In order to apply autonomous vehicles in everyday life, it is necessary to verify whether the system is able to detect pedestrians and change the trajectory accordingly. However, real-world experiments would be unethical, and commonly used artist-designed human meshes require lots of effort.
Therefore, a recent paper on arXiv.org suggests employing real-world sensor data captured by an autonomous driving fleet, recover 3D motion and shapes of pedestrians, and use it in simulations.
Photo credit: Florida Department of Transportation / NHTSA
LiDAR point clouds and camera images are used. The shape and pose of pedestrians are recovered using both deep learning and energy minimization methods. A realistic LiDAR simulation system poses and deforms a single artist-created mesh using real-world data. That way, a large collection of meshes in different scenes is generated. The experimental evaluation shows that training with simulated data improves pedestrian detection performance.
Sensor simulation is a key component for testing the performance of self-driving vehicles and for data augmentation to better train perception systems. Typical approaches rely on artists to create both 3D assets and their animations to generate a new scenario. This, however, does not scale. In contrast, we propose to recover the shape and motion of pedestrians from sensor readings captured in the wild by a self-driving car driving around. Towards this goal, we formulate the problem as energy minimization in a deep structured model that exploits human shape priors, reprojection consistency with 2D poses extracted from images, and a ray-caster that encourages the reconstructed mesh to agree with the LiDAR readings. Importantly, we do not require any ground-truth 3D scans or 3D pose annotations.

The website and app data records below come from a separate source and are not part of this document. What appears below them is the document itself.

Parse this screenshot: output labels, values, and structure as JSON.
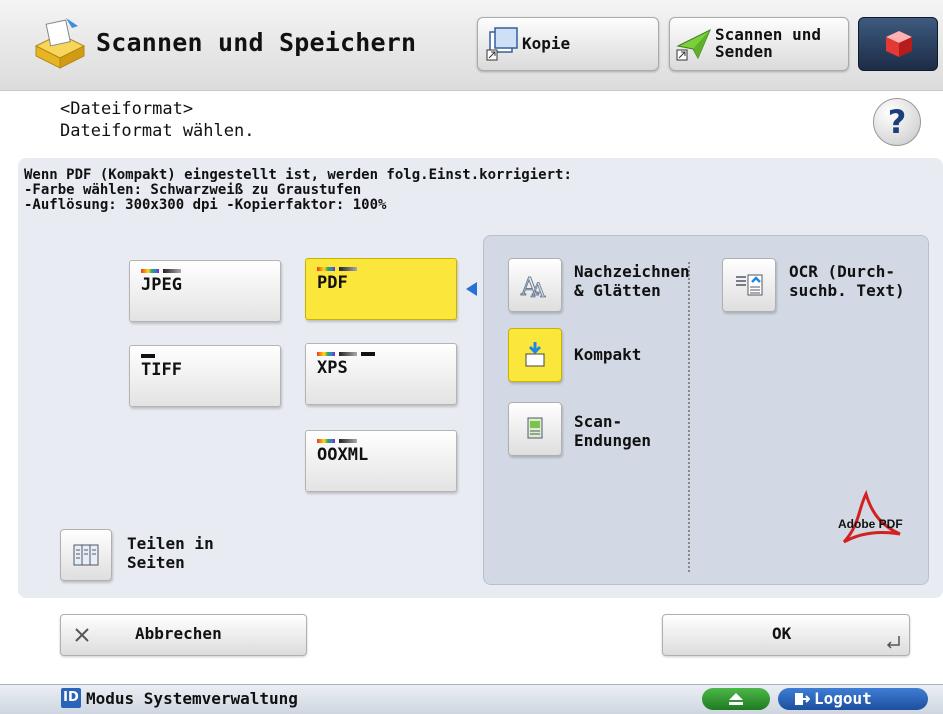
{
  "header": {
    "title": "Scannen und Speichern",
    "kopie_label": "Kopie",
    "senden_label_1": "Scannen und",
    "senden_label_2": "Senden"
  },
  "message": {
    "line1": "<Dateiformat>",
    "line2": "Dateiformat wählen.",
    "help": "?"
  },
  "info_text": "Wenn PDF (Kompakt) eingestellt ist, werden folg.Einst.korrigiert:\n-Farbe wählen: Schwarzweiß zu Graustufen\n-Auflösung: 300x300 dpi -Kopierfaktor: 100%",
  "formats": {
    "jpeg": "JPEG",
    "pdf": "PDF",
    "tiff": "TIFF",
    "xps": "XPS",
    "ooxml": "OOXML",
    "selected": "PDF"
  },
  "split": {
    "line1": "Teilen in",
    "line2": "Seiten"
  },
  "pdf_options": {
    "trace_1": "Nachzeichnen",
    "trace_2": "& Glätten",
    "compact": "Kompakt",
    "compact_selected": true,
    "scan_end_1": "Scan-",
    "scan_end_2": "Endungen",
    "ocr_1": "OCR (Durch-",
    "ocr_2": "suchb. Text)",
    "adobe_logo_text": "Adobe PDF"
  },
  "footer": {
    "cancel": "Abbrechen",
    "ok": "OK"
  },
  "status": {
    "id_label": "ID",
    "text": "Modus Systemverwaltung",
    "logout": "Logout"
  },
  "colors": {
    "selected_yellow": "#fbe73c",
    "accent_blue": "#2a6fd6",
    "panel_bg": "#e8ebf1"
  },
  "icons": [
    "scanner-box-icon",
    "copy-icon",
    "send-arrow-icon",
    "home-cube-icon",
    "help-icon",
    "split-pages-icon",
    "trace-smooth-icon",
    "compact-icon",
    "scan-endings-icon",
    "ocr-icon",
    "adobe-pdf-logo",
    "close-icon",
    "eject-icon",
    "logout-icon",
    "id-icon"
  ]
}
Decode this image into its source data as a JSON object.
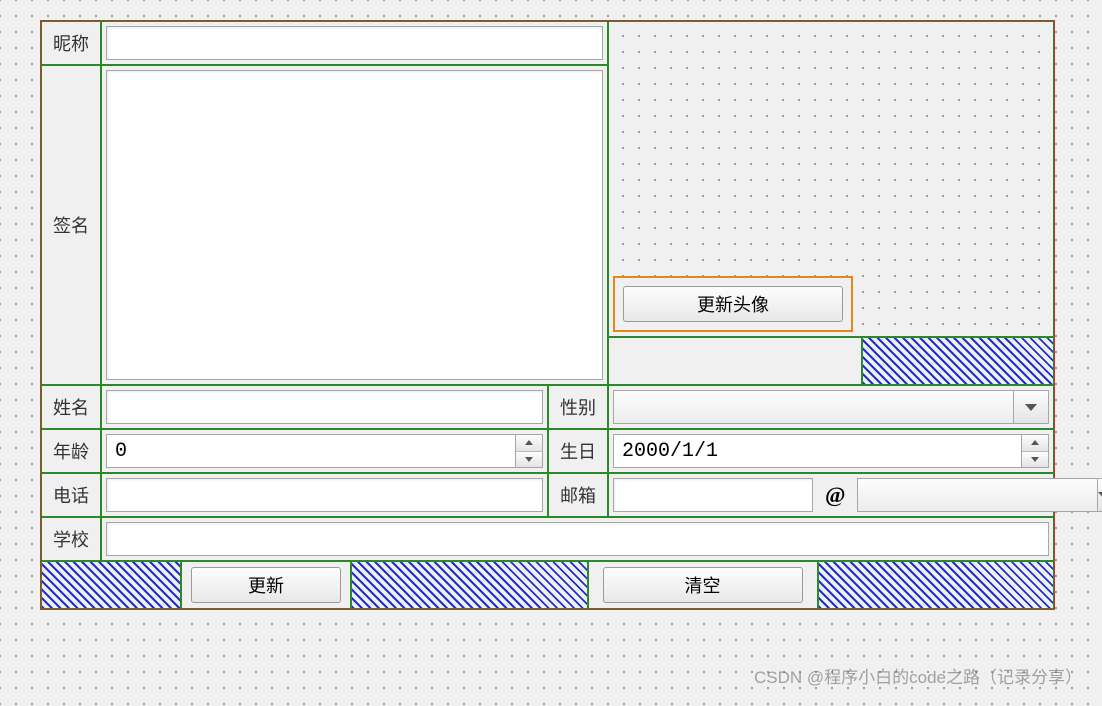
{
  "labels": {
    "nickname": "昵称",
    "signature": "签名",
    "name": "姓名",
    "gender": "性别",
    "age": "年龄",
    "birthday": "生日",
    "phone": "电话",
    "email": "邮箱",
    "school": "学校",
    "at": "@"
  },
  "values": {
    "nickname": "",
    "signature": "",
    "name": "",
    "gender": "",
    "age": "0",
    "birthday": "2000/1/1",
    "phone": "",
    "email_user": "",
    "email_domain": "",
    "school": ""
  },
  "buttons": {
    "update_avatar": "更新头像",
    "update": "更新",
    "clear": "清空"
  },
  "watermark": "CSDN @程序小白的code之路（记录分享）"
}
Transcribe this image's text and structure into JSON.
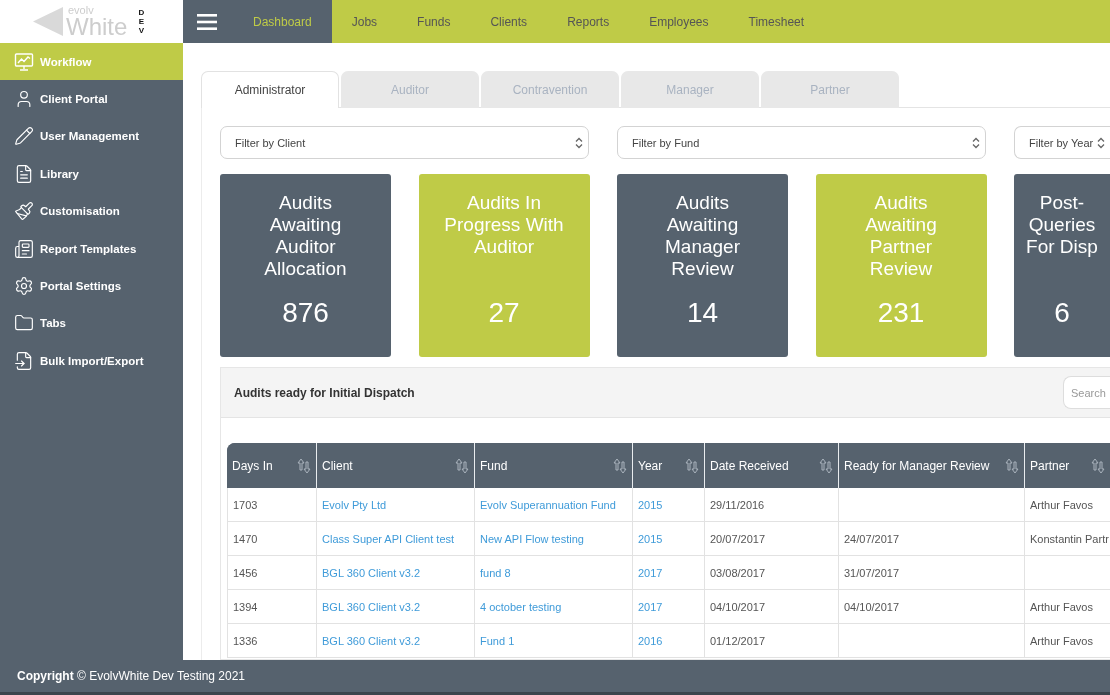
{
  "logo": {
    "small_text": "evolv",
    "text": "White",
    "badge": "DEV"
  },
  "top_nav": [
    {
      "label": "Dashboard",
      "selected": true
    },
    {
      "label": "Jobs",
      "selected": false
    },
    {
      "label": "Funds",
      "selected": false
    },
    {
      "label": "Clients",
      "selected": false
    },
    {
      "label": "Reports",
      "selected": false
    },
    {
      "label": "Employees",
      "selected": false
    },
    {
      "label": "Timesheet",
      "selected": false
    }
  ],
  "sidebar": {
    "items": [
      {
        "label": "Workflow",
        "selected": true
      },
      {
        "label": "Client Portal",
        "selected": false
      },
      {
        "label": "User Management",
        "selected": false
      },
      {
        "label": "Library",
        "selected": false
      },
      {
        "label": "Customisation",
        "selected": false
      },
      {
        "label": "Report Templates",
        "selected": false
      },
      {
        "label": "Portal Settings",
        "selected": false
      },
      {
        "label": "Tabs",
        "selected": false
      },
      {
        "label": "Bulk Import/Export",
        "selected": false
      }
    ]
  },
  "tabs": [
    {
      "label": "Administrator",
      "selected": true
    },
    {
      "label": "Auditor",
      "selected": false
    },
    {
      "label": "Contravention",
      "selected": false
    },
    {
      "label": "Manager",
      "selected": false
    },
    {
      "label": "Partner",
      "selected": false
    }
  ],
  "filters": [
    {
      "value": "Filter by Client"
    },
    {
      "value": "Filter by Fund"
    },
    {
      "value": "Filter by Year"
    }
  ],
  "cards": [
    {
      "title": "Audits Awaiting Auditor Allocation",
      "count": "876",
      "color": "#56626e"
    },
    {
      "title": "Audits In Progress With Auditor",
      "count": "27",
      "color": "#bfcb47"
    },
    {
      "title": "Audits Awaiting Manager Review",
      "count": "14",
      "color": "#56626e"
    },
    {
      "title": "Audits Awaiting Partner Review",
      "count": "231",
      "color": "#bfcb47"
    },
    {
      "title": "Post-Queries For Disp",
      "count": "6",
      "color": "#56626e"
    }
  ],
  "table": {
    "title": "Audits ready for Initial Dispatch",
    "search": {
      "placeholder": "Search"
    },
    "columns": [
      {
        "label": "Days In",
        "kind": "text"
      },
      {
        "label": "Client",
        "kind": "link"
      },
      {
        "label": "Fund",
        "kind": "link"
      },
      {
        "label": "Year",
        "kind": "link"
      },
      {
        "label": "Date Received",
        "kind": "text"
      },
      {
        "label": "Ready for Manager Review",
        "kind": "text"
      },
      {
        "label": "Partner",
        "kind": "text"
      }
    ],
    "rows": [
      [
        "1703",
        "Evolv Pty Ltd",
        "Evolv Superannuation Fund",
        "2015",
        "29/11/2016",
        null,
        "Arthur Favos"
      ],
      [
        "1470",
        "Class Super API Client test",
        "New API Flow testing",
        "2015",
        "20/07/2017",
        "24/07/2017",
        "Konstantin Partr"
      ],
      [
        "1456",
        "BGL 360 Client v3.2",
        "fund 8",
        "2017",
        "03/08/2017",
        "31/07/2017",
        null
      ],
      [
        "1394",
        "BGL 360 Client v3.2",
        "4 october testing",
        "2017",
        "04/10/2017",
        "04/10/2017",
        "Arthur Favos"
      ],
      [
        "1336",
        "BGL 360 Client v3.2",
        "Fund 1",
        "2016",
        "01/12/2017",
        null,
        "Arthur Favos"
      ]
    ]
  },
  "footer": {
    "text": "**Copyright** © EvolvWhite Dev Testing 2021"
  }
}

We then incorporate the reconstructed pedestrian assets bank in a realistic LiDAR simulation system by performing motion retargeting, and show that the simulated LiDAR data can be used to significantly reduce the amount of annotated real-world data required for visual perception tasks.